Operations – The Fourth Variable in your Selling Equation
By Brian Goodhart
The essence of the Operational component of your selling equation is the fundamental question of whether the owner’s departure upon sale would cause a material disruption in the performance of the business. In a perfect world, a business owner would be able to leave at their convenience or the buyer’s and the business would continue operating as usual. However, this is almost never the case. Most private businesses in the United States have an owner that is key to the business in a number of ways including but certainly not limited to:
- Key Relationships – business owners often spend a lifetime developing relationships and even towards the end of their career may be the key contact for major clients, suppliers, attorneys, bankers, etc.
- Strategic Visionary – many business owner set the vision and strategic direction for the business. They define where the business is going and perhaps even how it will get there.
- Capital Allocator – business owners often are the final or perhaps only decision-maker regarding how capital will be utilized. Whether this is to grow and expand the business or to return money to shareholders, capital allocation decisions often flow through one person.

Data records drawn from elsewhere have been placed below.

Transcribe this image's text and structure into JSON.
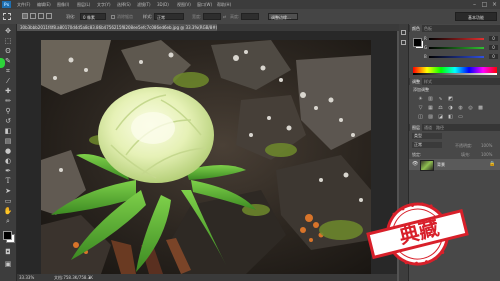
{
  "menubar": {
    "logo": "Ps",
    "items": [
      "文件(F)",
      "编辑(E)",
      "图像(I)",
      "图层(L)",
      "文字(Y)",
      "选择(S)",
      "滤镜(T)",
      "3D(D)",
      "视图(V)",
      "窗口(W)",
      "帮助(H)"
    ]
  },
  "options": {
    "feather_label": "羽化:",
    "feather_value": "0 像素",
    "antialias_label": "消除锯齿",
    "style_label": "样式:",
    "style_value": "正常",
    "width_label": "宽度:",
    "height_label": "高度:",
    "refine_edge": "调整边缘...",
    "workspace": "基本功能"
  },
  "document": {
    "tab_title": "30b3bbb2011f4f8.a80170d4d5a8c83.86b4756215f8208ee5efc7c086ed6eb.jpg @ 33.3%(RGB/8#) ×",
    "status_zoom": "33.33%",
    "status_doc": "文档:758.3K/758.3K"
  },
  "color_panel": {
    "tabs": [
      "颜色",
      "色板"
    ],
    "channels": [
      {
        "label": "R",
        "value": "0",
        "color": "#e03030"
      },
      {
        "label": "G",
        "value": "0",
        "color": "#30c030"
      },
      {
        "label": "B",
        "value": "0",
        "color": "#3050e0"
      }
    ]
  },
  "adjust_panel": {
    "tabs": [
      "调整",
      "样式"
    ],
    "title": "添加调整"
  },
  "layers_panel": {
    "tabs": [
      "图层",
      "通道",
      "路径"
    ],
    "kind_label": "类型",
    "blend_mode": "正常",
    "opacity_label": "不透明度:",
    "opacity_value": "100%",
    "lock_label": "锁定:",
    "fill_label": "填充:",
    "fill_value": "100%",
    "layer_name": "背景"
  },
  "watermark": {
    "text": "典藏"
  },
  "colors": {
    "accent": "#1f6fb0",
    "stamp_red": "#d8202a"
  }
}
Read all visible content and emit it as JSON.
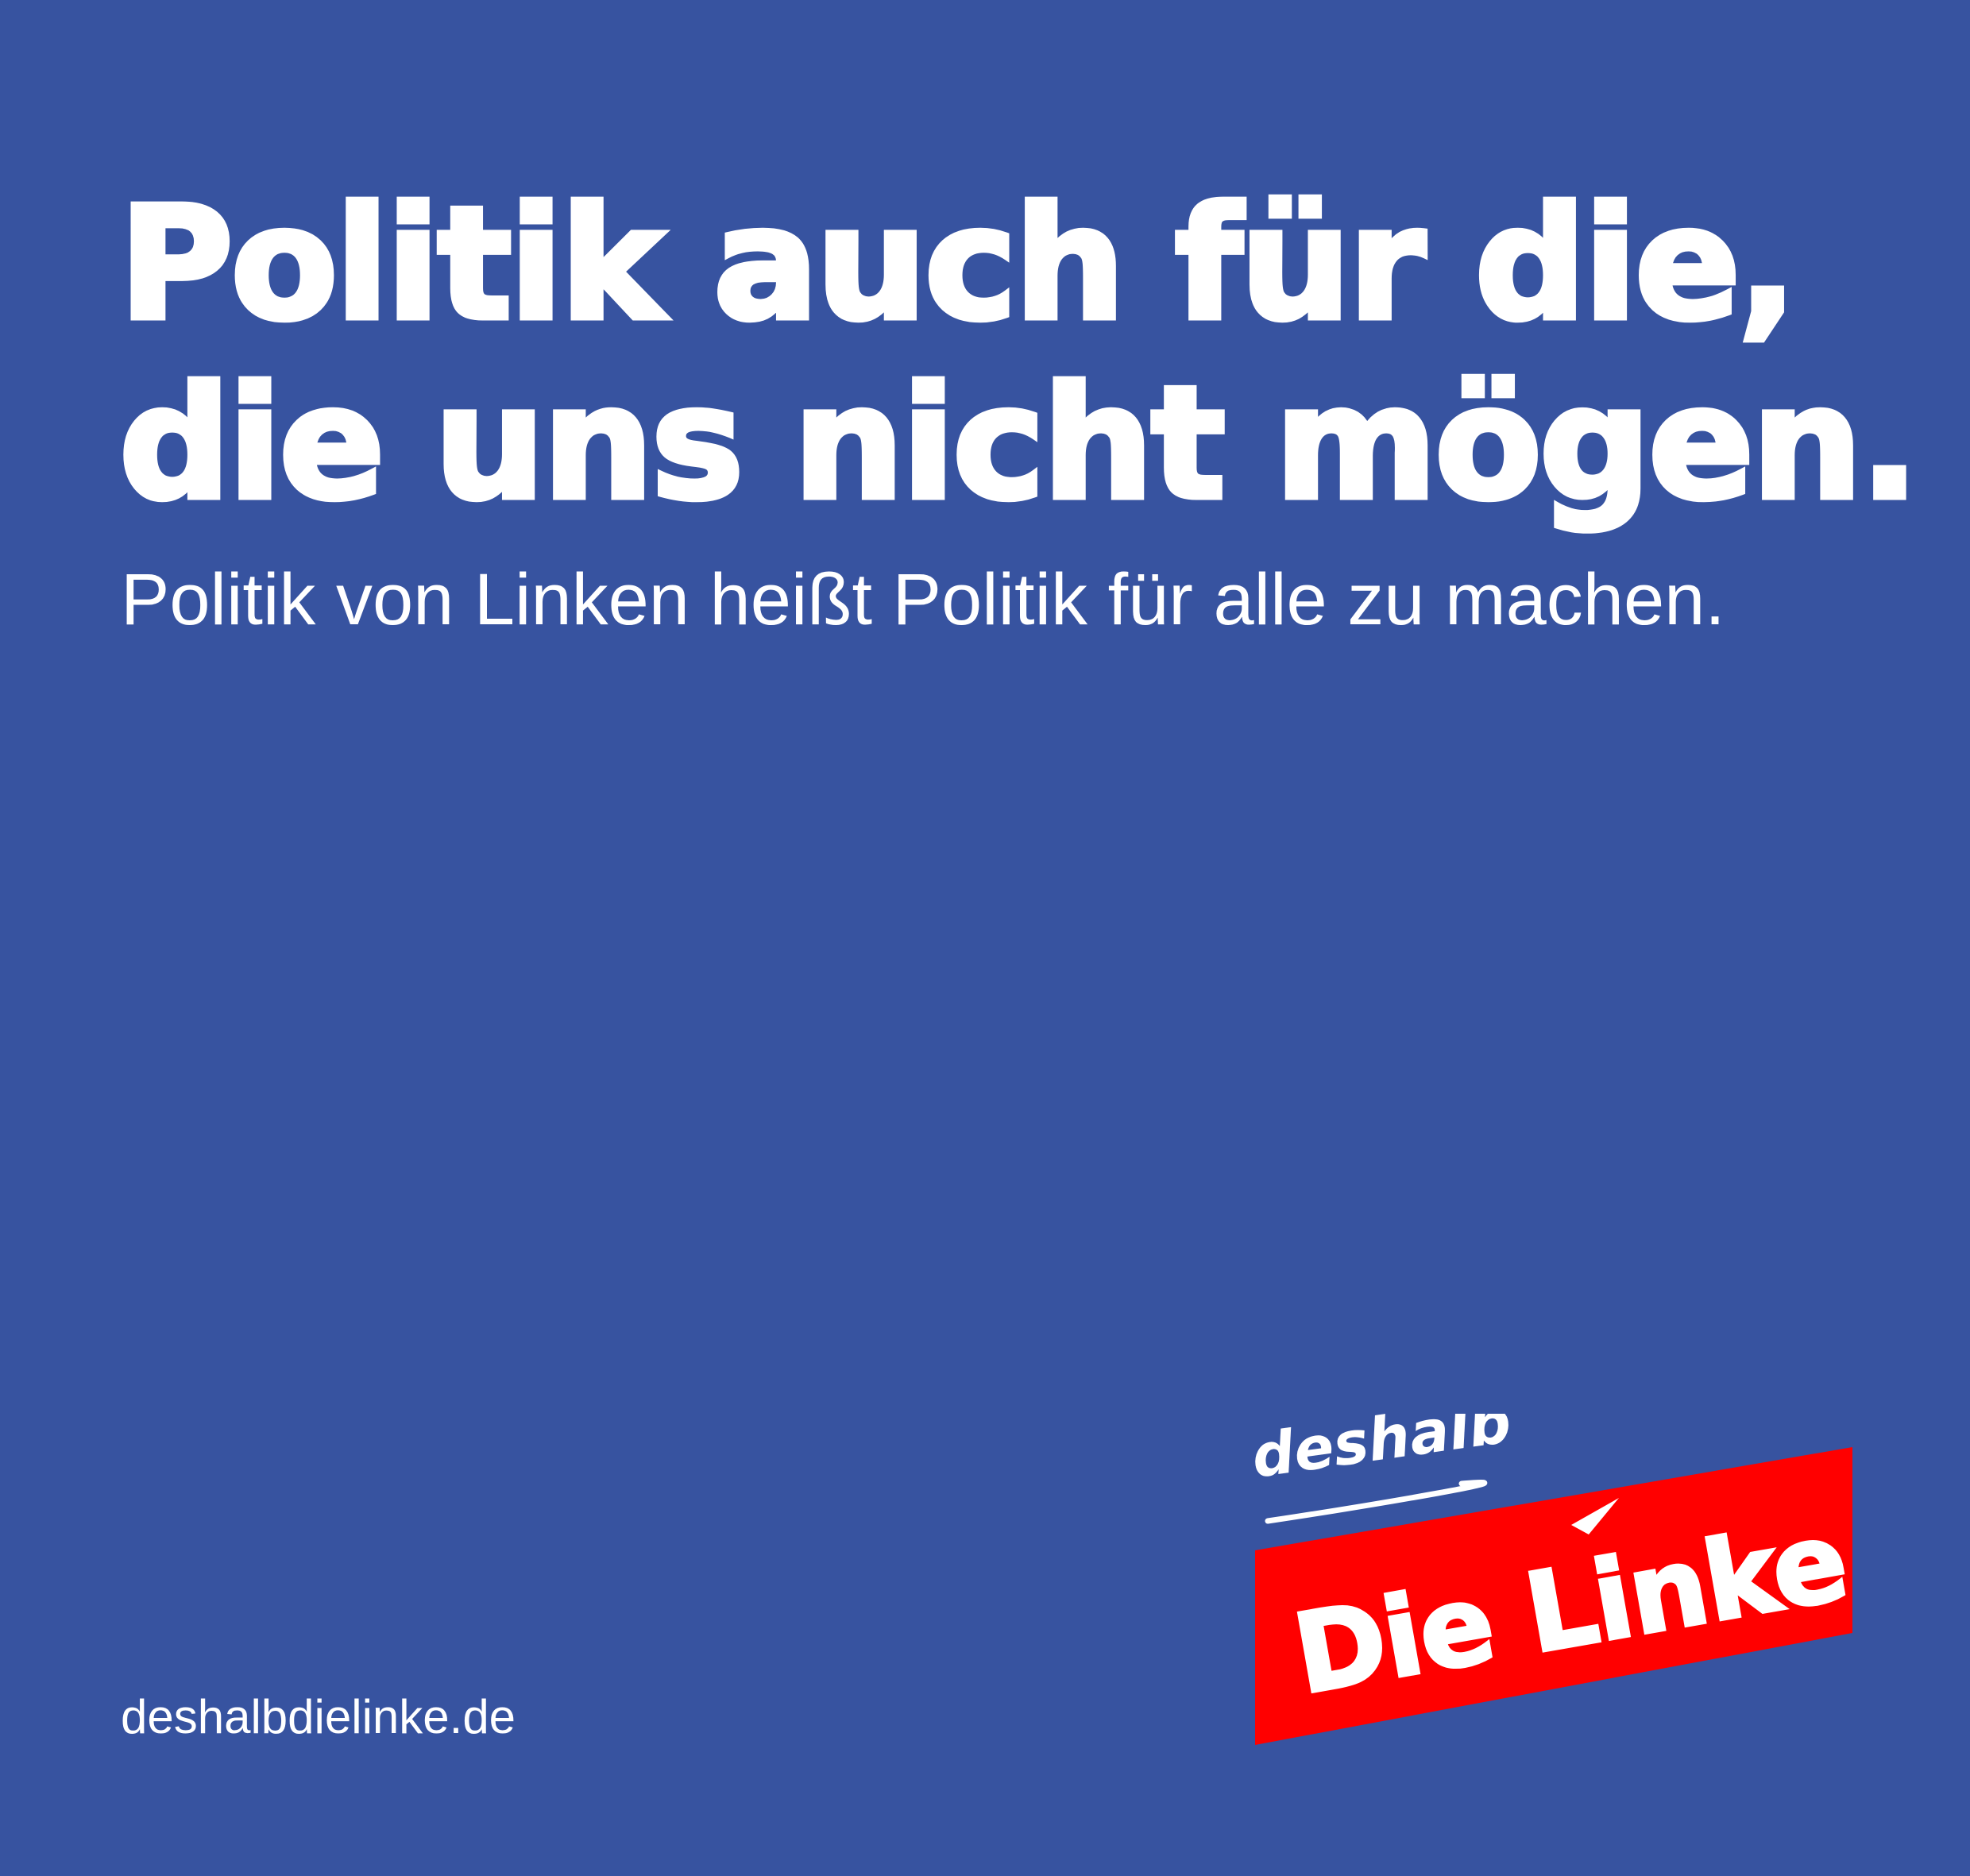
{
  "headline": {
    "line1": "Politik auch für die,",
    "line2": "die uns nicht mögen."
  },
  "subline": "Politik von Linken heißt Politik für alle zu machen.",
  "url": "deshalbdielinke.de",
  "logo": {
    "tagline": "deshalb",
    "party_name": "Die Linke"
  },
  "colors": {
    "background": "#3753a0",
    "text": "#ffffff",
    "logo_red": "#ff0000"
  }
}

- Marketing Chief – most business owners are their own best marketing person. They are visible in the community, they may be featured in local television, radio or print ads, they may simply be the “face” of the business.
- Head of Human Resources – business owners are often quite selective about hiring and payroll decisions. As such they take a deep interest in this area of the business and are often directly involved.
This is just a small list of the many possible tasks that business owners are doing day in and day out. And it doesn’t even touch the actual work with clients or customers that many business owners are still doing every day. But from this list you can see how transitioning owners would be problematic. There would be an immense gap in skills, relationships and knowledge upon their departure.
So what is a business owner to do? How can she or he exit successfully without causing a serious disruption that could jeopardize the success of the combined firms post-close? The simple, but not easy answer is – Intentionally.
What I mean by intentionally is to methodically sit down and spend time detailing your current roles and responsibilities. Acknowledge the areas where you’re important and those where your team is capable of carrying on without you. Create a “Current” list of the things you handle and a “Future” list based off of your Involvement answers. And then map your way from one to the other by finding individuals that can handle the task (with the proper training) or identify those gaps that you would anticipate a buyer fulfilling. Once you have this Operational map completed, you can see on a single piece of paper what task migration you should be handling as you enter the sales process.
Brian Goodhart is Capstone’s Director of M&A Advisory Services. If you would like to speak with him about the process of selling a business, please email firstname.lastname@example.org